Pawar too exemplifies “conflict of interest”: Remember he was the country’s agriculture minister for a decade even while having vast personal interests in the agricultural sector. Could sugar policies, for example, not be ‘fixed’ by Pawar for individual benefit, and was this issue raised strongly enough when he was in power? Would he not have been better off in another ministry where he didn’t have to face such a charge?
The fact is, we have members of Parliament who might own an airline and yet be on the standing committee on civil aviation; own a television channel and be shaping policy on broadcasting; be in the mining business and seek changes in mining regulation. While Parliament’s rules are meant to prohibit such ‘conflict’, the obvious ethical transgressions are rarely seen as such.
A few years ago, actor-turned-politician Hema Malini landed herself in a spot of bother when in a rare intervention in Parliament she asked for an excise cut for water purifiers that used reverse osmosis technology. What she forgot, or didn’t wish to reveal, is that she had a direct commercial link with one such equipment manufacturer as its brand ambassador. When confronted later, her weak response was: “I don’t know nothing about any such rules, I speak for people’s concerns.” The innocence was touching, but few would believe it. Indeed, a sting operation a few years ago revealed how the entire business of asking questions in Parliament can be influenced at times by commercial considerations.
The solution to these glaring instances of ‘conflict of interest’ lies in equally open disclosure norms. If a newspaper or a channel, for example, is doing a story on a particular sector or business in which it has direct pecuniary interests, it must be incumbent to disclose that interest. A few do, a majority don’t. Are there bureaucrats whose children work in private firms whose fortunes could be influenced by the decisions the officer takes?

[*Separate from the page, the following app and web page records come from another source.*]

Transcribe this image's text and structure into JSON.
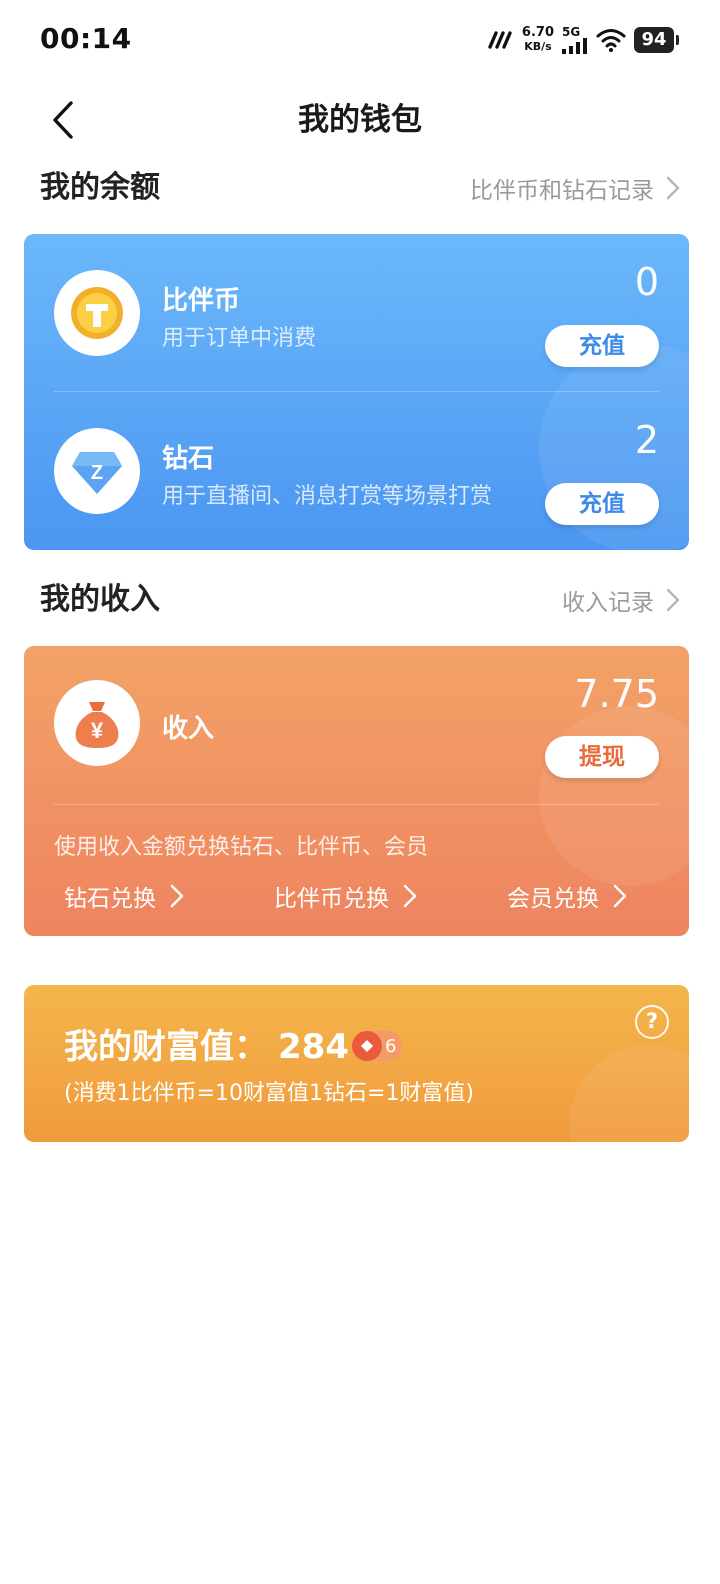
{
  "status_bar": {
    "time": "00:14",
    "net_speed": "6.70",
    "net_speed_unit": "KB/s",
    "network": "5G",
    "battery": "94"
  },
  "nav": {
    "title": "我的钱包",
    "back_icon": "chevron-left-icon"
  },
  "balance": {
    "title": "我的余额",
    "record_link": "比伴币和钻石记录",
    "coin": {
      "name": "比伴币",
      "desc": "用于订单中消费",
      "value": "0",
      "button": "充值",
      "icon": "gold-coin-icon"
    },
    "diamond": {
      "name": "钻石",
      "desc": "用于直播间、消息打赏等场景打赏",
      "value": "2",
      "button": "充值",
      "icon": "diamond-icon",
      "icon_letter": "Z"
    }
  },
  "income": {
    "title": "我的收入",
    "record_link": "收入记录",
    "label": "收入",
    "value": "7.75",
    "button": "提现",
    "icon": "money-bag-icon",
    "icon_symbol": "¥",
    "note": "使用收入金额兑换钻石、比伴币、会员",
    "exchanges": [
      "钻石兑换",
      "比伴币兑换",
      "会员兑换"
    ]
  },
  "wealth": {
    "label": "我的财富值：",
    "value": "284",
    "level": "6",
    "note": "(消费1比伴币=10财富值1钻石=1财富值)",
    "help": "?"
  },
  "colors": {
    "balance_card": "#4b96f1",
    "income_card": "#ee8460",
    "wealth_card": "#f09a3c",
    "button_blue_text": "#3d8be8",
    "button_orange_text": "#ea6b3c"
  }
}
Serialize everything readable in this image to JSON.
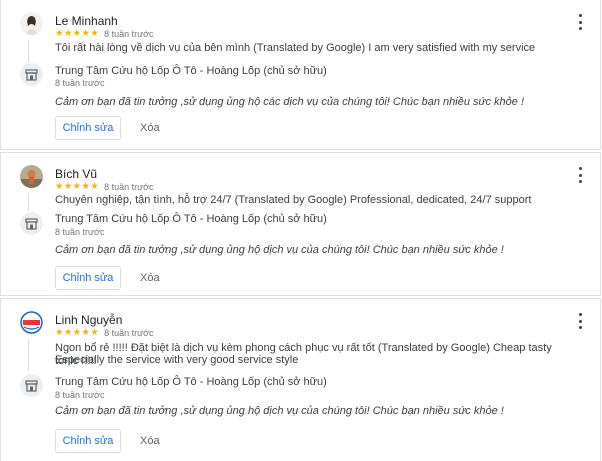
{
  "reviews": [
    {
      "reviewer_name": "Le Minhanh",
      "rating": 5,
      "stars": "★★★★★",
      "time_ago": "8 tuần trước",
      "text": "Tôi rất hài lòng về dịch vụ của bên mình (Translated by Google) I am very satisfied with my service",
      "owner_name": "Trung Tâm Cứu hộ Lốp Ô Tô - Hoàng Lốp (chủ sở hữu)",
      "owner_time_ago": "8 tuần trước",
      "owner_reply": "Cảm ơn bạn đã tin tưởng ,sử dụng ủng hộ các dịch vụ của chúng tôi! Chúc bạn nhiều sức khỏe !",
      "edit_label": "Chỉnh sửa",
      "delete_label": "Xóa"
    },
    {
      "reviewer_name": "Bích Vũ",
      "rating": 5,
      "stars": "★★★★★",
      "time_ago": "8 tuần trước",
      "text": "Chuyên nghiệp, tận tình, hỗ trợ 24/7 (Translated by Google) Professional, dedicated, 24/7 support",
      "owner_name": "Trung Tâm Cứu hộ Lốp Ô Tô - Hoàng Lốp (chủ sở hữu)",
      "owner_time_ago": "8 tuần trước",
      "owner_reply": "Cảm ơn bạn đã tin tưởng ,sử dụng ủng hộ dịch vụ của chúng tôi! Chúc bạn nhiều sức khỏe !",
      "edit_label": "Chỉnh sửa",
      "delete_label": "Xóa"
    },
    {
      "reviewer_name": "Linh Nguyễn",
      "rating": 5,
      "stars": "★★★★★",
      "time_ago": "8 tuần trước",
      "text_line1": "Ngon bổ rẻ !!!!! Đặt biệt là dịch vụ kèm phong cách phục vụ rất tốt (Translated by Google) Cheap tasty tonic !!!!!",
      "text_line2": "Especially the service with very good service style",
      "owner_name": "Trung Tâm Cứu hộ Lốp Ô Tô - Hoàng Lốp (chủ sở hữu)",
      "owner_time_ago": "8 tuần trước",
      "owner_reply": "Cảm ơn bạn đã tin tưởng ,sử dụng ủng hộ dịch vụ của chúng tôi! Chúc bạn nhiều sức khỏe !",
      "edit_label": "Chỉnh sửa",
      "delete_label": "Xóa"
    }
  ],
  "colors": {
    "star": "#f4b400",
    "edit_button_text": "#1a73e8",
    "divider": "#e0e0e0"
  },
  "icons": {
    "more": "more-vert-icon",
    "owner": "storefront-icon"
  }
}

Are there judges who choose to frame a law which might help a firm in which a family member has a stake? Sadly, in an opaque society, there is a tendency to hide information rather than place it in the sunshine of the public discourse.

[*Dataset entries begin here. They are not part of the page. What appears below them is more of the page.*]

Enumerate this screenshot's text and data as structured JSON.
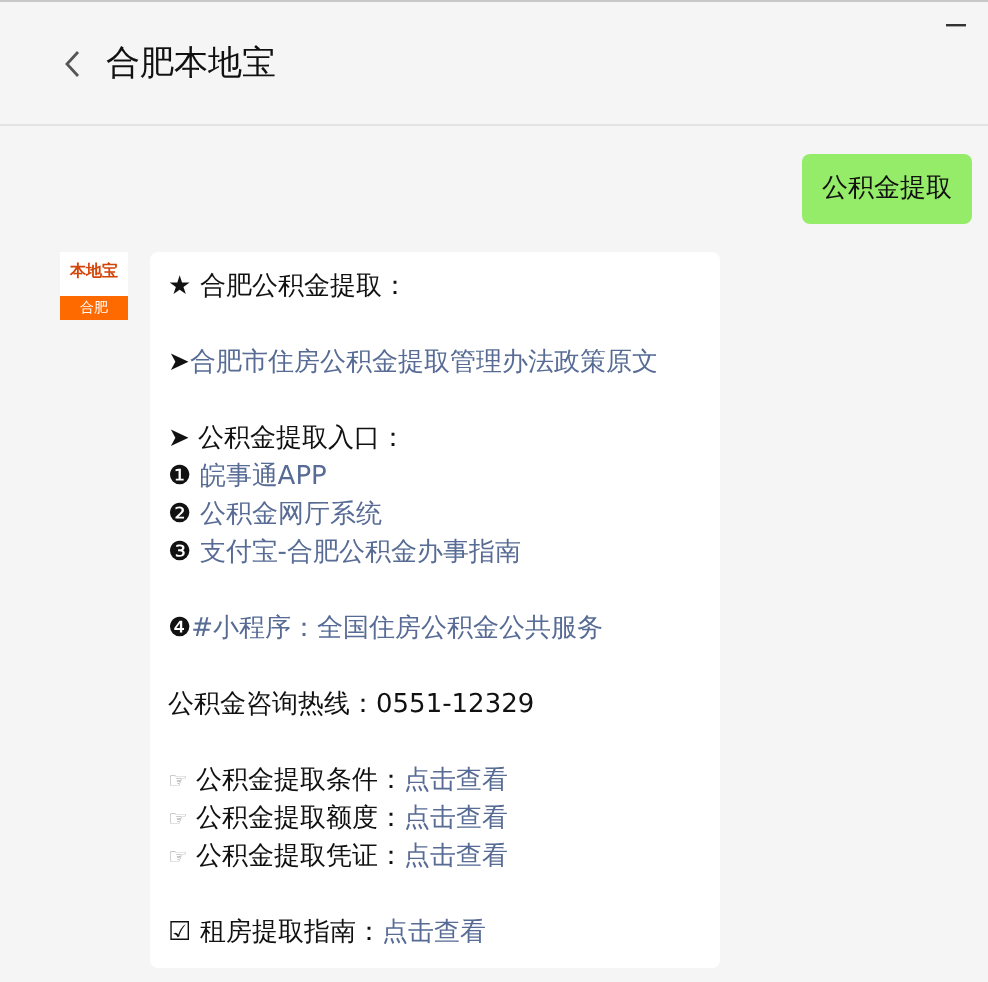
{
  "window": {
    "title": "合肥本地宝"
  },
  "messages": [
    {
      "outgoing": true,
      "kind": "text",
      "text": "公积金提取"
    },
    {
      "outgoing": false,
      "kind": "rich",
      "avatar": {
        "top": "本地宝",
        "bottom": "合肥"
      },
      "paragraphs": [
        [
          [
            {
              "kind": "text",
              "text": "★ 合肥公积金提取："
            }
          ]
        ],
        [
          [
            {
              "kind": "text",
              "text": "➤"
            },
            {
              "kind": "link",
              "text": "合肥市住房公积金提取管理办法政策原文"
            }
          ]
        ],
        [
          [
            {
              "kind": "text",
              "text": "➤ 公积金提取入口："
            }
          ],
          [
            {
              "kind": "text",
              "text": "❶ "
            },
            {
              "kind": "link",
              "text": "皖事通APP"
            }
          ],
          [
            {
              "kind": "text",
              "text": "❷ "
            },
            {
              "kind": "link",
              "text": "公积金网厅系统"
            }
          ],
          [
            {
              "kind": "text",
              "text": "❸ "
            },
            {
              "kind": "link",
              "text": "支付宝-合肥公积金办事指南"
            }
          ]
        ],
        [
          [
            {
              "kind": "text",
              "text": "❹"
            },
            {
              "kind": "link",
              "text": "#小程序：全国住房公积金公共服务"
            }
          ]
        ],
        [
          [
            {
              "kind": "text",
              "text": "公积金咨询热线：0551-12329"
            }
          ]
        ],
        [
          [
            {
              "kind": "icon",
              "text": "☞"
            },
            {
              "kind": "text",
              "text": " 公积金提取条件："
            },
            {
              "kind": "link",
              "text": "点击查看"
            }
          ],
          [
            {
              "kind": "icon",
              "text": "☞"
            },
            {
              "kind": "text",
              "text": " 公积金提取额度："
            },
            {
              "kind": "link",
              "text": "点击查看"
            }
          ],
          [
            {
              "kind": "icon",
              "text": "☞"
            },
            {
              "kind": "text",
              "text": " 公积金提取凭证："
            },
            {
              "kind": "link",
              "text": "点击查看"
            }
          ]
        ],
        [
          [
            {
              "kind": "text",
              "text": "☑ 租房提取指南："
            },
            {
              "kind": "link",
              "text": "点击查看"
            }
          ]
        ]
      ]
    }
  ]
}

Which is why Srinivasan perhaps didn’t even bother with the glaring conflict in his dual role as BCCI head and owner of an IPL team. And which is why even today he is unwilling to either sever his ties with the Chennai franchise or step out of cricket administration. After all, like so much else in a cosy club like the BCCI, it really is all in the family where the rules are made and bent by those who are often its direct beneficiaries.

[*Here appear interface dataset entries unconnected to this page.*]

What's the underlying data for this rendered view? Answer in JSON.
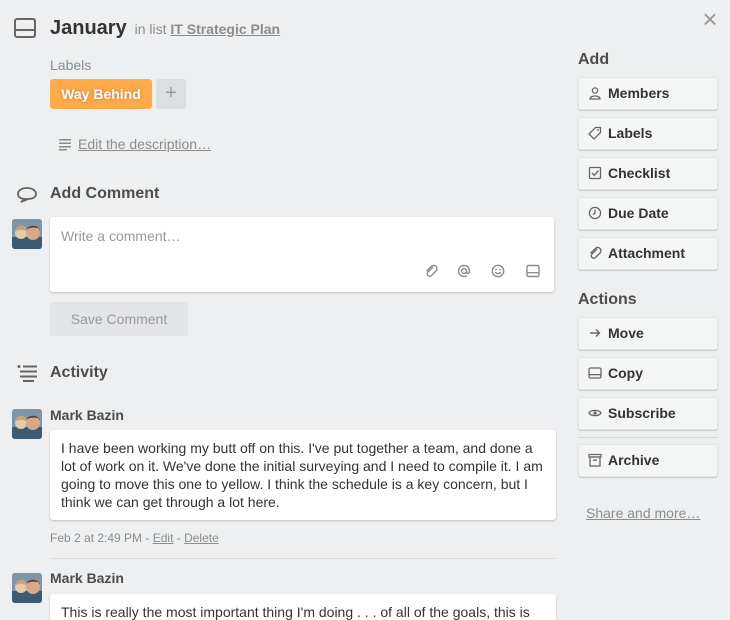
{
  "header": {
    "title": "January",
    "in_list_text": "in list",
    "list_name": "IT Strategic Plan",
    "close_glyph": "×"
  },
  "labels": {
    "heading": "Labels",
    "items": [
      {
        "text": "Way Behind",
        "color": "#ffab4a"
      }
    ],
    "add_glyph": "+"
  },
  "description": {
    "link_text": "Edit the description…"
  },
  "add_comment": {
    "title": "Add Comment",
    "placeholder": "Write a comment…",
    "icons": [
      "attachment-icon",
      "mention-icon",
      "emoji-icon",
      "card-icon"
    ],
    "save_label": "Save Comment"
  },
  "activity": {
    "title": "Activity",
    "comments": [
      {
        "author": "Mark Bazin",
        "text": "I have been working my butt off on this. I've put together a team, and done a lot of work on it. We've done the initial surveying and I need to compile it. I am going to move this one to yellow. I think the schedule is a key concern, but I think we can get through a lot here.",
        "timestamp": "Feb 2 at 2:49 PM",
        "edit_label": "Edit",
        "delete_label": "Delete"
      },
      {
        "author": "Mark Bazin",
        "text": "This is really the most important thing I'm doing . . . of all of the goals, this is"
      }
    ]
  },
  "sidebar": {
    "add_heading": "Add",
    "add_buttons": [
      {
        "label": "Members",
        "icon": "person-icon"
      },
      {
        "label": "Labels",
        "icon": "tag-icon"
      },
      {
        "label": "Checklist",
        "icon": "checkbox-icon"
      },
      {
        "label": "Due Date",
        "icon": "clock-icon"
      },
      {
        "label": "Attachment",
        "icon": "paperclip-icon"
      }
    ],
    "actions_heading": "Actions",
    "action_buttons": [
      {
        "label": "Move",
        "icon": "arrow-right-icon"
      },
      {
        "label": "Copy",
        "icon": "card-icon"
      },
      {
        "label": "Subscribe",
        "icon": "eye-icon"
      },
      {
        "label": "Archive",
        "icon": "archive-icon"
      }
    ],
    "share_link": "Share and more…"
  },
  "colors": {
    "background": "#edeff0",
    "label_orange": "#ffab4a",
    "muted_text": "#8c8c8c"
  }
}
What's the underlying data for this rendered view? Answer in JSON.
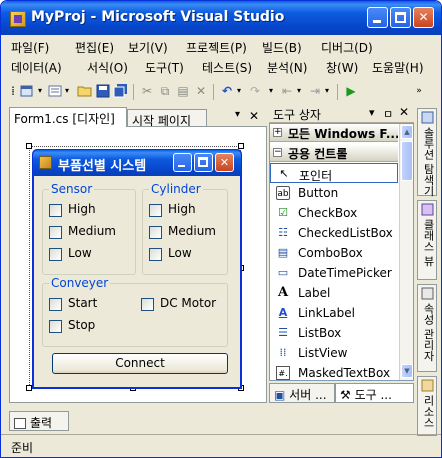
{
  "window": {
    "title": "MyProj - Microsoft Visual Studio",
    "minimize": "_",
    "maximize": "□",
    "close": "✕"
  },
  "menu": {
    "row1": [
      "파일(F)",
      "편집(E)",
      "보기(V)",
      "프로젝트(P)",
      "빌드(B)",
      "디버그(D)"
    ],
    "row2": [
      "데이터(A)",
      "서식(O)",
      "도구(T)",
      "테스트(S)",
      "분석(N)",
      "창(W)",
      "도움말(H)"
    ]
  },
  "doc_tabs": {
    "active": "Form1.cs [디자인]",
    "inactive": "시작 페이지",
    "dropdown": "▾",
    "close": "✕"
  },
  "form": {
    "title": "부품선별 시스템",
    "close": "✕",
    "sensor": {
      "label": "Sensor",
      "items": [
        "High",
        "Medium",
        "Low"
      ]
    },
    "cylinder": {
      "label": "Cylinder",
      "items": [
        "High",
        "Medium",
        "Low"
      ]
    },
    "conveyer": {
      "label": "Conveyer",
      "items": [
        "Start",
        "Stop",
        "DC Motor"
      ]
    },
    "connect": "Connect"
  },
  "toolbox": {
    "title": "도구 상자",
    "pin": "ㅁ",
    "close": "✕",
    "headers": [
      {
        "sign": "+",
        "label": "모든 Windows F..."
      },
      {
        "sign": "−",
        "label": "공용 컨트롤"
      }
    ],
    "items": [
      {
        "label": "포인터",
        "icon": "↖"
      },
      {
        "label": "Button",
        "icon": "ab"
      },
      {
        "label": "CheckBox",
        "icon": "☑"
      },
      {
        "label": "CheckedListBox",
        "icon": "☷"
      },
      {
        "label": "ComboBox",
        "icon": "▤"
      },
      {
        "label": "DateTimePicker",
        "icon": "▭"
      },
      {
        "label": "Label",
        "icon": "A"
      },
      {
        "label": "LinkLabel",
        "icon": "A"
      },
      {
        "label": "ListBox",
        "icon": "☰"
      },
      {
        "label": "ListView",
        "icon": "⁞⁞"
      },
      {
        "label": "MaskedTextBox",
        "icon": "#."
      }
    ],
    "bottom_tabs": [
      "서버 ...",
      "도구 ..."
    ]
  },
  "right_dock": [
    "솔루션 탐색기",
    "클래스 뷰",
    "속성 관리자",
    "리소스"
  ],
  "output_tab": "출력",
  "status": "준비"
}
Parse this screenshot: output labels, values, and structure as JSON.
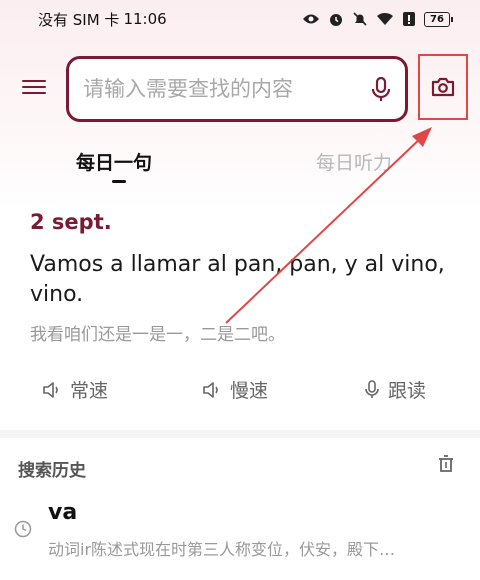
{
  "status_bar": {
    "carrier": "没有 SIM 卡",
    "time": "11:06",
    "battery": "76"
  },
  "search": {
    "placeholder": "请输入需要查找的内容"
  },
  "tabs": [
    {
      "label": "每日一句",
      "active": true
    },
    {
      "label": "每日听力",
      "active": false
    }
  ],
  "daily": {
    "date": "2 sept.",
    "sentence": "Vamos a llamar al pan, pan, y al vino, vino.",
    "translation": "我看咱们还是一是一，二是二吧。"
  },
  "actions": {
    "normal": "常速",
    "slow": "慢速",
    "follow": "跟读"
  },
  "history": {
    "title": "搜索历史",
    "items": [
      {
        "word": "va",
        "desc": "动词ir陈述式现在时第三人称变位，伏安，殿下…"
      }
    ]
  },
  "colors": {
    "accent": "#7a1a35",
    "highlight": "#e04848"
  }
}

Post-script: Interestingly, another former senior BCCI official and now finance minister Arun Jaitley has set a seemingly healthy precedent. He has apparently recused himself from all matters pertaining to the `20,000 crore Vodafone tax dispute and delegated decision-making in this regard to the junior minister, Nirmala Sitharaman, and the revenue secretary. Jaitley had advised Vodafone as a senior lawyer in the case.
(Rajdeep Sardesai is a senior journalist. The views expressed by the author are personal.)